> _Problem requirements_: Within these entries, which lines include the string "preview"? Copy each one.

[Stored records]
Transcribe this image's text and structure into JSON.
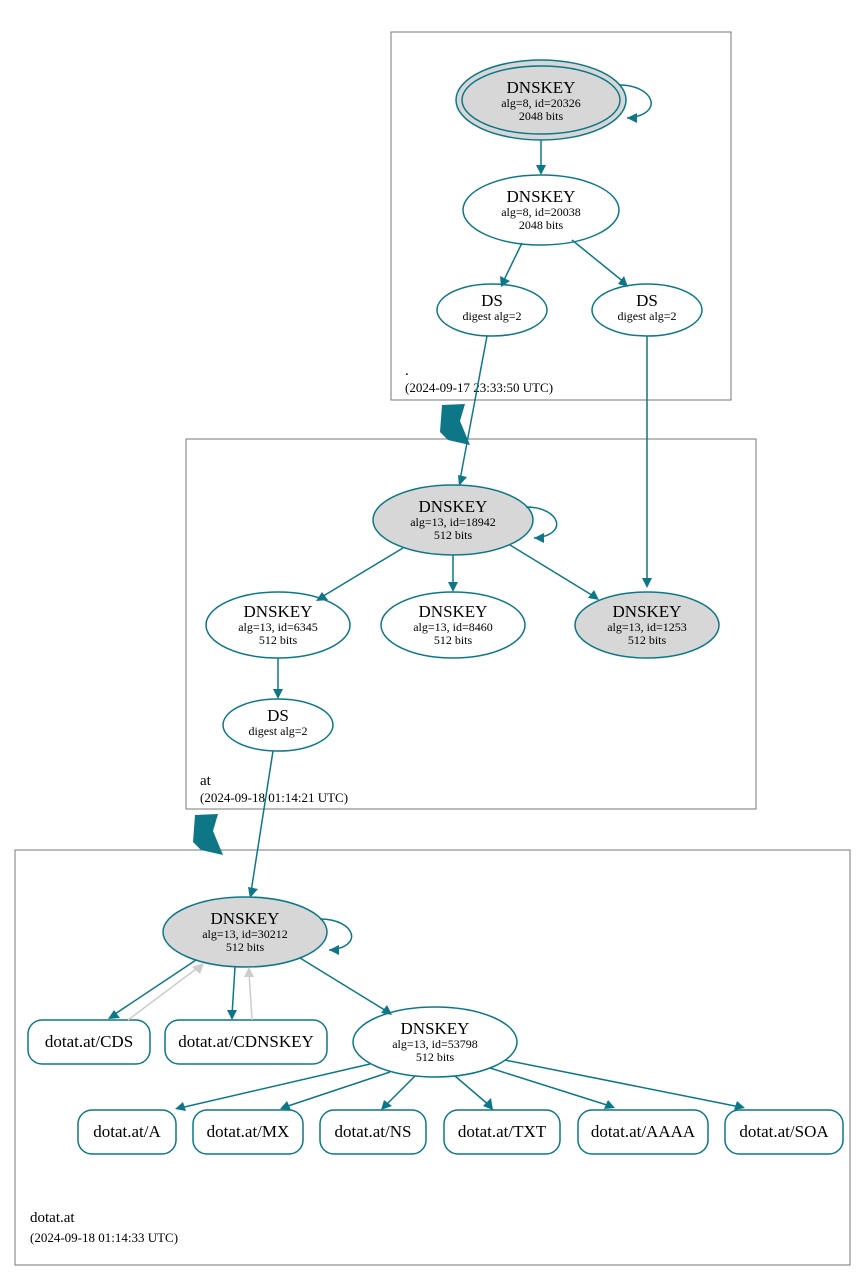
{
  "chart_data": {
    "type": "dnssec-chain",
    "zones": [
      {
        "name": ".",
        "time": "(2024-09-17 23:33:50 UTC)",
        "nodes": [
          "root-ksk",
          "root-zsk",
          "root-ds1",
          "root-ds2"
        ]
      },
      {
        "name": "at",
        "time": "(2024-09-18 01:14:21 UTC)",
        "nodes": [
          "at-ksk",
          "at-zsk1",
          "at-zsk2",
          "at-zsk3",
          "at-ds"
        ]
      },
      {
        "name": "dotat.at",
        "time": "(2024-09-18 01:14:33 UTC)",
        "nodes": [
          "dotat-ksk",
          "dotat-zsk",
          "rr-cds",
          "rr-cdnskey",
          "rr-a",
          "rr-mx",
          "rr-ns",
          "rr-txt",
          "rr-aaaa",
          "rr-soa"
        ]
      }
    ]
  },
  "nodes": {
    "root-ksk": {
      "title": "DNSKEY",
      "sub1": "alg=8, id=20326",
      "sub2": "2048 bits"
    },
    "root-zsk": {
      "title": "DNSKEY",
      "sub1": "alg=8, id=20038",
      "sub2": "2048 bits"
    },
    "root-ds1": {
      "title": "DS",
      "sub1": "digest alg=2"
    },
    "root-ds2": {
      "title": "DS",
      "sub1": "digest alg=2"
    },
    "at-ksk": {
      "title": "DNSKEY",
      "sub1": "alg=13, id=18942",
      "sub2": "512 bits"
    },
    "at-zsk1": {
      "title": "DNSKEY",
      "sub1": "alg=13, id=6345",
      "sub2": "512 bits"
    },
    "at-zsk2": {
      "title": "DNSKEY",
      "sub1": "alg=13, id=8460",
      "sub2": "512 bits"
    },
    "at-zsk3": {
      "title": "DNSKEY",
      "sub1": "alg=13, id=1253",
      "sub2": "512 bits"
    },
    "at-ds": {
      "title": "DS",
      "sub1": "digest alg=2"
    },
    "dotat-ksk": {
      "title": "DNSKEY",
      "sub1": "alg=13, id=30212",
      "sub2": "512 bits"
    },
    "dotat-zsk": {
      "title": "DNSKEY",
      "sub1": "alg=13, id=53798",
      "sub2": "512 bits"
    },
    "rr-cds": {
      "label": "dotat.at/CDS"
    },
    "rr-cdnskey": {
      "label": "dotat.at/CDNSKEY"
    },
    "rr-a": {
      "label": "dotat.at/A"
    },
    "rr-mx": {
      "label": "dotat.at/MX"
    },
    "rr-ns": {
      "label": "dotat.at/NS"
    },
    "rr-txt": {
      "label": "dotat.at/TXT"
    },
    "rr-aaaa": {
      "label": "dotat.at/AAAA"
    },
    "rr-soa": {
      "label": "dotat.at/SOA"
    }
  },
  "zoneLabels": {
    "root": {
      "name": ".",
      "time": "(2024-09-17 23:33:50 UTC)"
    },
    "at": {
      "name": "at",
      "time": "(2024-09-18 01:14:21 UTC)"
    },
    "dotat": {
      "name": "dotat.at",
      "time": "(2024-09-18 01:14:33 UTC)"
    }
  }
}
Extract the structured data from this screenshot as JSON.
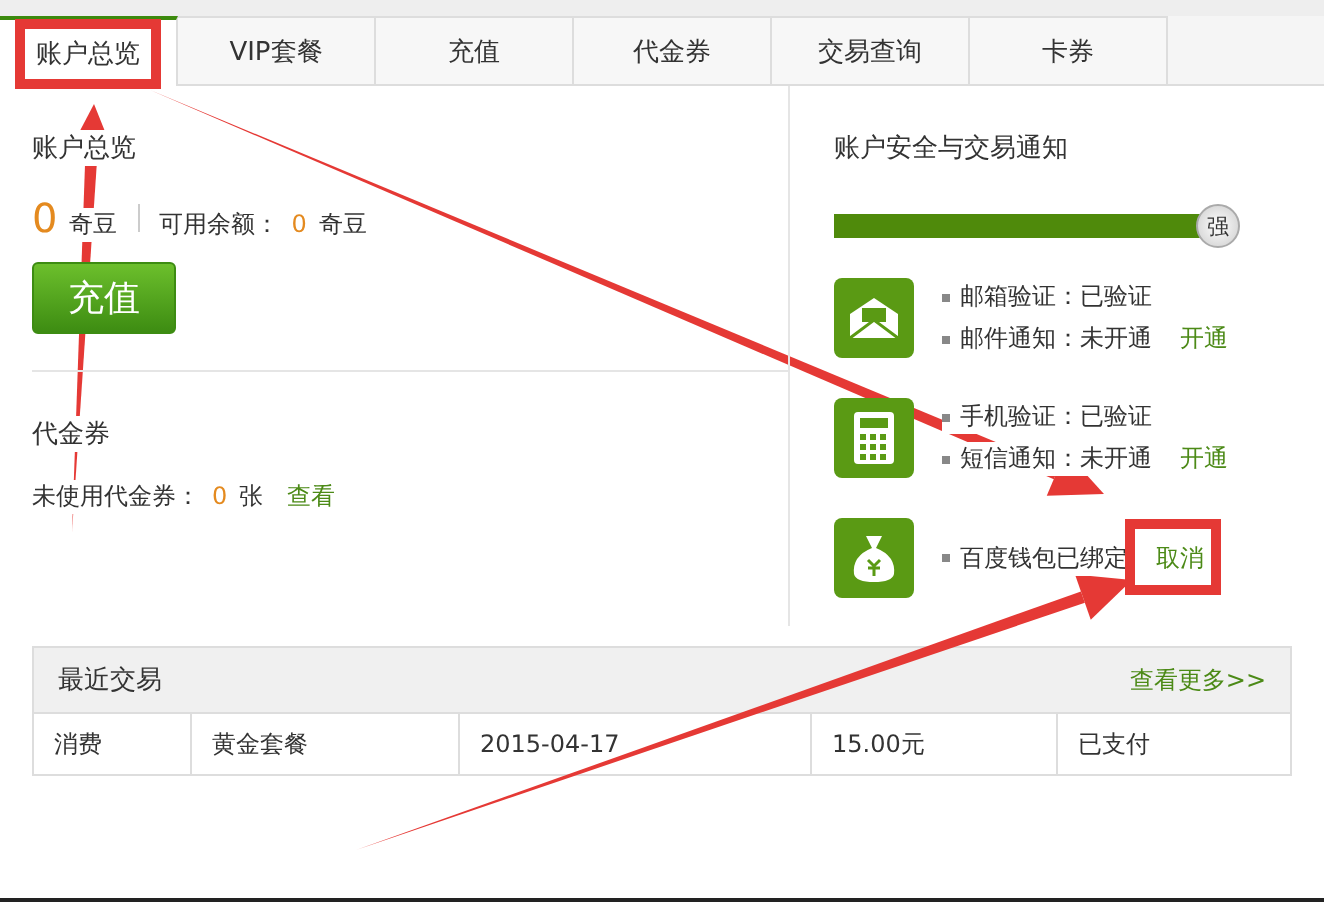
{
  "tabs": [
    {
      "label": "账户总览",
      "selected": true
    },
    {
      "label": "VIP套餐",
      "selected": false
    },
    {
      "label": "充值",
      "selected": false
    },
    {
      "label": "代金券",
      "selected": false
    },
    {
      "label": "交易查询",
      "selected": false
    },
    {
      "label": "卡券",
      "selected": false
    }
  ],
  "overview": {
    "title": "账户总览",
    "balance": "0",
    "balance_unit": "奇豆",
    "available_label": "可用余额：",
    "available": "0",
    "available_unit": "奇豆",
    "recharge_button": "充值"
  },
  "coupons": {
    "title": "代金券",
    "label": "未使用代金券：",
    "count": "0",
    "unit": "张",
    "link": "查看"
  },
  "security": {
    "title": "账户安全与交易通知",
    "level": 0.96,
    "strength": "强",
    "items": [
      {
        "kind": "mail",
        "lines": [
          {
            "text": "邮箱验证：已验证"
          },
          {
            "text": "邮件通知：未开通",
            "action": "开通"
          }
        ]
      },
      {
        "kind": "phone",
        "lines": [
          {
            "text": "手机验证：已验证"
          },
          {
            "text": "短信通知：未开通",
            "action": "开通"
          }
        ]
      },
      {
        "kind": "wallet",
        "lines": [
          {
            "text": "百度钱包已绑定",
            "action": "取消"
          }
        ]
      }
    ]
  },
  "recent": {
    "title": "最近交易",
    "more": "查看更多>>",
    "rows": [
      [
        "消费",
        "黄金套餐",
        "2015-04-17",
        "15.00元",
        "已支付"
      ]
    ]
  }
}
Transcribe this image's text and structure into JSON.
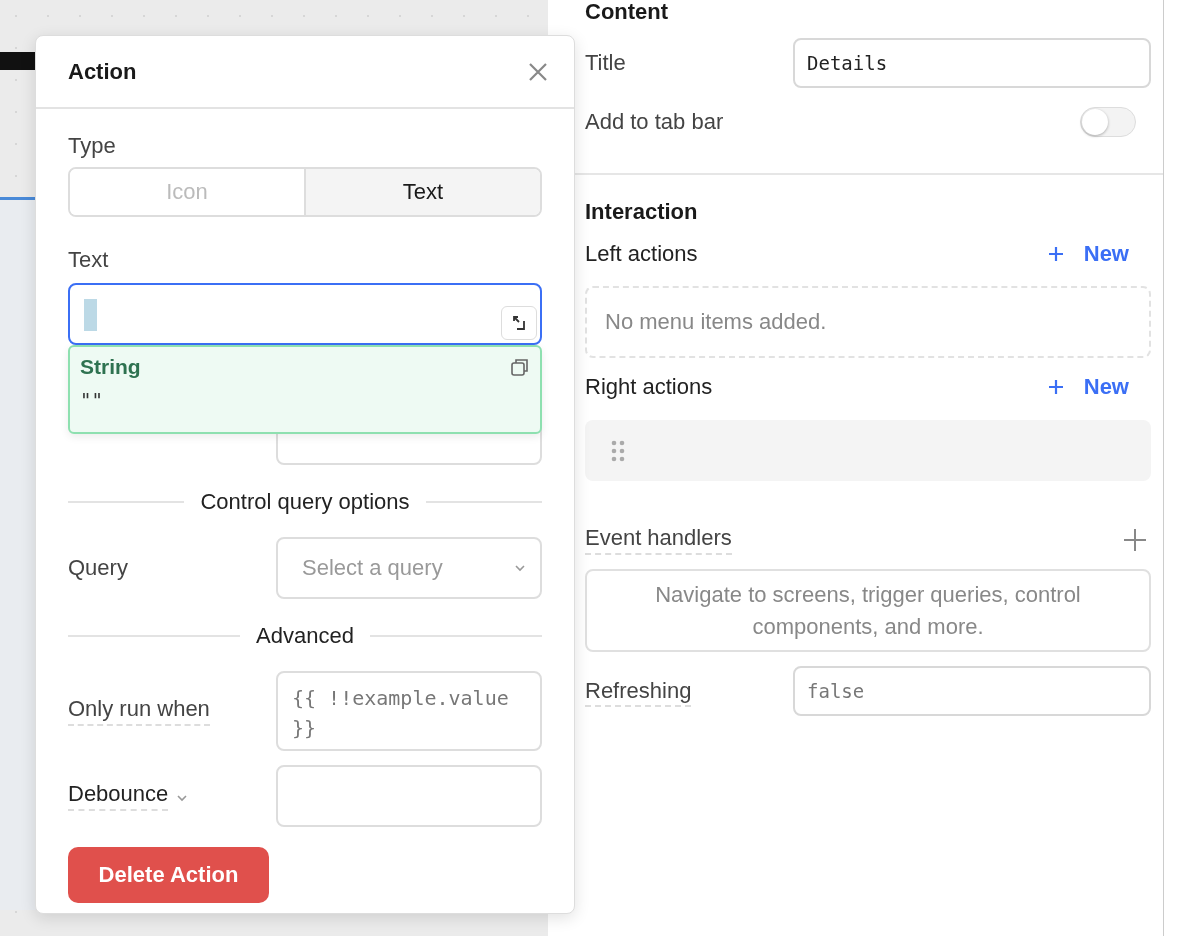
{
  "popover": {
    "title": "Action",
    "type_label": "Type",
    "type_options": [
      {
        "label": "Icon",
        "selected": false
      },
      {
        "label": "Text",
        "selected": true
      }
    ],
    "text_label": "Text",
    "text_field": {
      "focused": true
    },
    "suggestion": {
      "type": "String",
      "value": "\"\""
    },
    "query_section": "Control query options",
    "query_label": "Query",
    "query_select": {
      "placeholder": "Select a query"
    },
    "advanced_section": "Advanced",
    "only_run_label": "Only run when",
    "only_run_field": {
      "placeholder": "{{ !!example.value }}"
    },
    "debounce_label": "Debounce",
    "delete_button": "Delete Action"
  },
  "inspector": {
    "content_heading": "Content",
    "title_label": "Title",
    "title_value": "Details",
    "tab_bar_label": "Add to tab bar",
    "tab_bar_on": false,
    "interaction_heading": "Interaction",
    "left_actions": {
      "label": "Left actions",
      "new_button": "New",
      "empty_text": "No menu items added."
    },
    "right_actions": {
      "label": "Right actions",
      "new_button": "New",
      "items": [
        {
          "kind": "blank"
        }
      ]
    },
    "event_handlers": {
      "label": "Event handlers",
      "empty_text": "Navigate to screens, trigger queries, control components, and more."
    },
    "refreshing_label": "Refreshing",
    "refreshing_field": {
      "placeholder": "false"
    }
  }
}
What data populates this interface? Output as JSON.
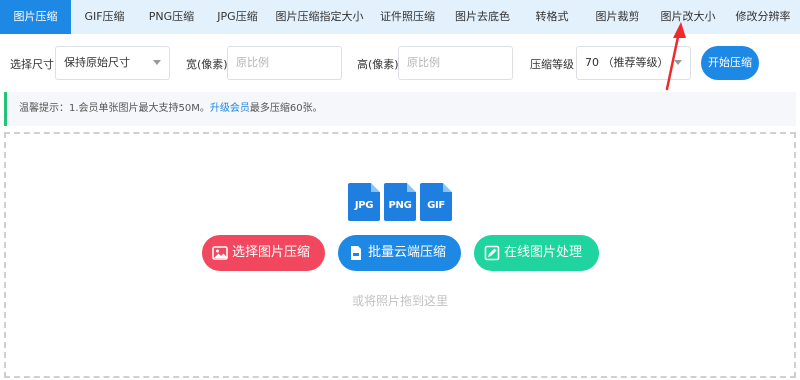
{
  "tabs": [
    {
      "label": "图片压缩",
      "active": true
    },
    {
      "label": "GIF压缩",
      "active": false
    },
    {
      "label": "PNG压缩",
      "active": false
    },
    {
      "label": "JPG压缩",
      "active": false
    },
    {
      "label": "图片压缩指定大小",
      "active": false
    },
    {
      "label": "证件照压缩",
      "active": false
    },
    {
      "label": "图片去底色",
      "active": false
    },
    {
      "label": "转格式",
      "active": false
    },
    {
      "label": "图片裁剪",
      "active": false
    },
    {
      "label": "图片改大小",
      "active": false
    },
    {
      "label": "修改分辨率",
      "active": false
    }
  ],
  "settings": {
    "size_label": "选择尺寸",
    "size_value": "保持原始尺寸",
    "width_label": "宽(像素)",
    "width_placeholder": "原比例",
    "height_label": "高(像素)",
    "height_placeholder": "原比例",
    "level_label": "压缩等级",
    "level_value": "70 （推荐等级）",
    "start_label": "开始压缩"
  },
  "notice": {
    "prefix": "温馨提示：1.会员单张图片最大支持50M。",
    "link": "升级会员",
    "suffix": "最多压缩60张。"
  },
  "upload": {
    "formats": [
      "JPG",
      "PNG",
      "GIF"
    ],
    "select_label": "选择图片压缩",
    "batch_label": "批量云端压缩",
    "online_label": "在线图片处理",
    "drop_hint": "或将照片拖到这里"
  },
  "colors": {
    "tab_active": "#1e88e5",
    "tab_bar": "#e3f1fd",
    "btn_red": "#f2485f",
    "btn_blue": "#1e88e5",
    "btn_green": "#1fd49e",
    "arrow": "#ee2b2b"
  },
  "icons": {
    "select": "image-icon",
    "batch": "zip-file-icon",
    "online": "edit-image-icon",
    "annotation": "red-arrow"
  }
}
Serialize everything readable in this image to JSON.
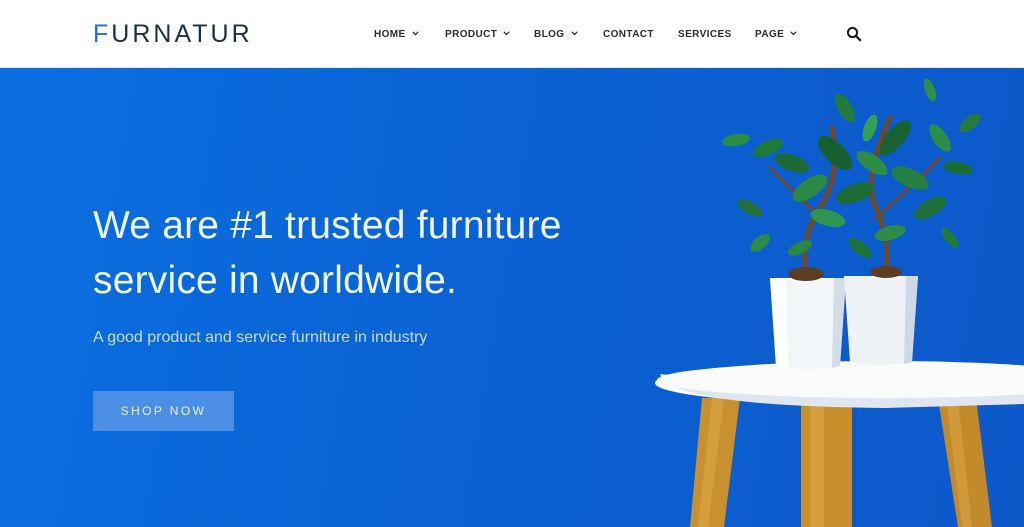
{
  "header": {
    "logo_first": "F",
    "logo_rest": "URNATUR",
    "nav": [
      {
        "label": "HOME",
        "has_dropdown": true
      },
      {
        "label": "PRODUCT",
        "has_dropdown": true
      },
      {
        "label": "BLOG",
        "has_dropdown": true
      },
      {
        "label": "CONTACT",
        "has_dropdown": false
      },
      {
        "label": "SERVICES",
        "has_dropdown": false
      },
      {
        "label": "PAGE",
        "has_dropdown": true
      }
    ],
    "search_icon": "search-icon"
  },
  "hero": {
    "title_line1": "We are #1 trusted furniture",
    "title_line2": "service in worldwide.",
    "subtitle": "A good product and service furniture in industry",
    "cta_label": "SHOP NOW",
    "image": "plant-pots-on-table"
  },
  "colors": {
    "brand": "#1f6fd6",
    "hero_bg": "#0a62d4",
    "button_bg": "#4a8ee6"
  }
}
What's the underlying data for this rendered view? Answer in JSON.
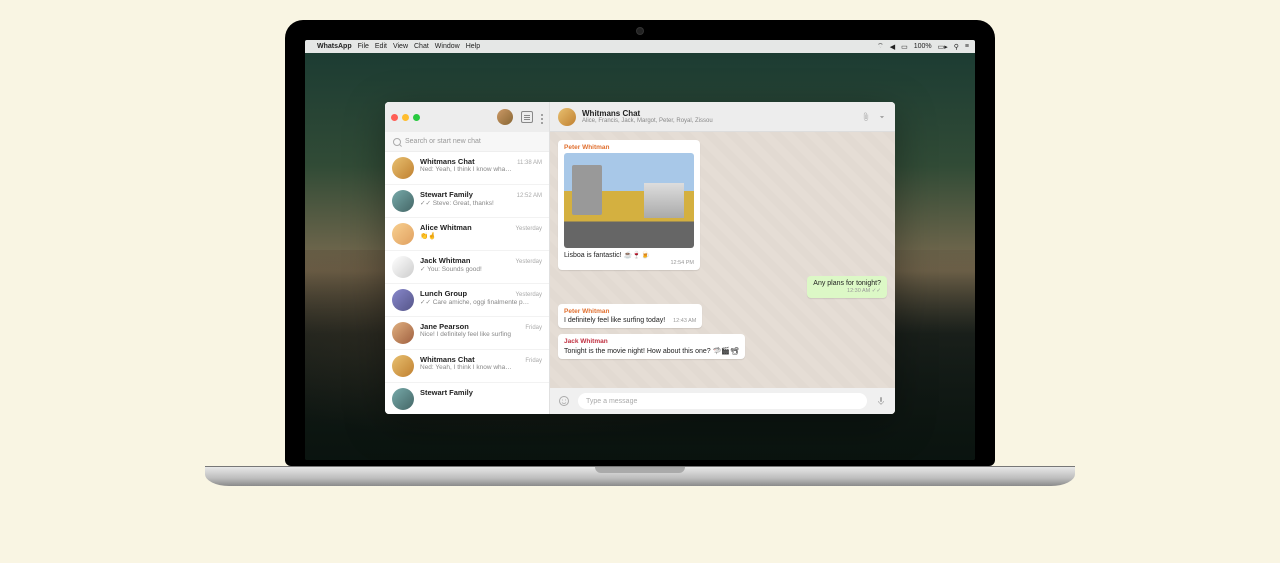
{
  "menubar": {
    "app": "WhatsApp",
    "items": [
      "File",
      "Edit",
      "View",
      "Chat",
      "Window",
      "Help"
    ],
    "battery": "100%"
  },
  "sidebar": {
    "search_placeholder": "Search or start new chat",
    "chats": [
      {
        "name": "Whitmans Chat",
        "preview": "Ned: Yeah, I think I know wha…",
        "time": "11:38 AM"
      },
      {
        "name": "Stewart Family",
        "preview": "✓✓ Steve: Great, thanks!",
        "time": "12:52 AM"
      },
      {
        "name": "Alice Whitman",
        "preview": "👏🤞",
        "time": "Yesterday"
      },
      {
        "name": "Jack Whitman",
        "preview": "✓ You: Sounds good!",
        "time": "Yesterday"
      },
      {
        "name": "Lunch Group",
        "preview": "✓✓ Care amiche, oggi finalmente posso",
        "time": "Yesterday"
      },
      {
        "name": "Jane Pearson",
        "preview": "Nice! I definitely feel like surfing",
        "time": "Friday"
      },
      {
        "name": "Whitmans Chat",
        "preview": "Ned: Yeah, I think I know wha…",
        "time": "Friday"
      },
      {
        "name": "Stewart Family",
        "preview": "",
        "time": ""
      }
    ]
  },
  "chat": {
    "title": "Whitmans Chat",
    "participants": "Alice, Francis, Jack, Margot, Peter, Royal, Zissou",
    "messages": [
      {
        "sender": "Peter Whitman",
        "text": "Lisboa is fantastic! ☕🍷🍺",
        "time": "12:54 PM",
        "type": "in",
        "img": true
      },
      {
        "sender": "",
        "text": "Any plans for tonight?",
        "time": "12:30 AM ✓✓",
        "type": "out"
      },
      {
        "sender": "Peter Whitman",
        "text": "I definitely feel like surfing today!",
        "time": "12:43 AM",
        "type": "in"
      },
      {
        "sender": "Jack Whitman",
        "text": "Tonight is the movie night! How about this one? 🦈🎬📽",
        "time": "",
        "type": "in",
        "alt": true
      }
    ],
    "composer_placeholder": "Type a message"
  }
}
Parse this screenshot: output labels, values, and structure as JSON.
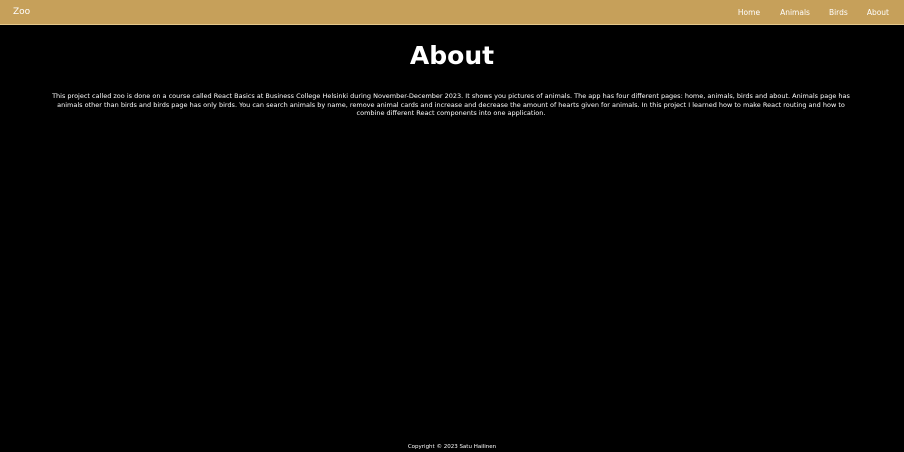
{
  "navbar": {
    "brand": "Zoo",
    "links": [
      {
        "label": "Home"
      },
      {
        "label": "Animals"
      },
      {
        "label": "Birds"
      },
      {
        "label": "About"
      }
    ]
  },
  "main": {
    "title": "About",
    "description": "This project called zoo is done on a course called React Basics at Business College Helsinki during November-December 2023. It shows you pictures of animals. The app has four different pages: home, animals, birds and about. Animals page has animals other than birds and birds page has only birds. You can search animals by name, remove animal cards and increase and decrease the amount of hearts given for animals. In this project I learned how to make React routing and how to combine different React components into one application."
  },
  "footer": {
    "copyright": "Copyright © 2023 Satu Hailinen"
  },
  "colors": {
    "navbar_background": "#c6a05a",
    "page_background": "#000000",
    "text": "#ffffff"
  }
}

> _Task response_:
        "preview": "Ned: Yeah, I think I know wha…",
        "preview": "✓✓ Steve: Great, thanks!",
        "preview": "👏🤞",
        "preview": "✓ You: Sounds good!",
        "preview": "✓✓ Care amiche, oggi finalmente posso",
        "preview": "Nice! I definitely feel like surfing",
        "preview": "Ned: Yeah, I think I know wha…",
        "preview": "",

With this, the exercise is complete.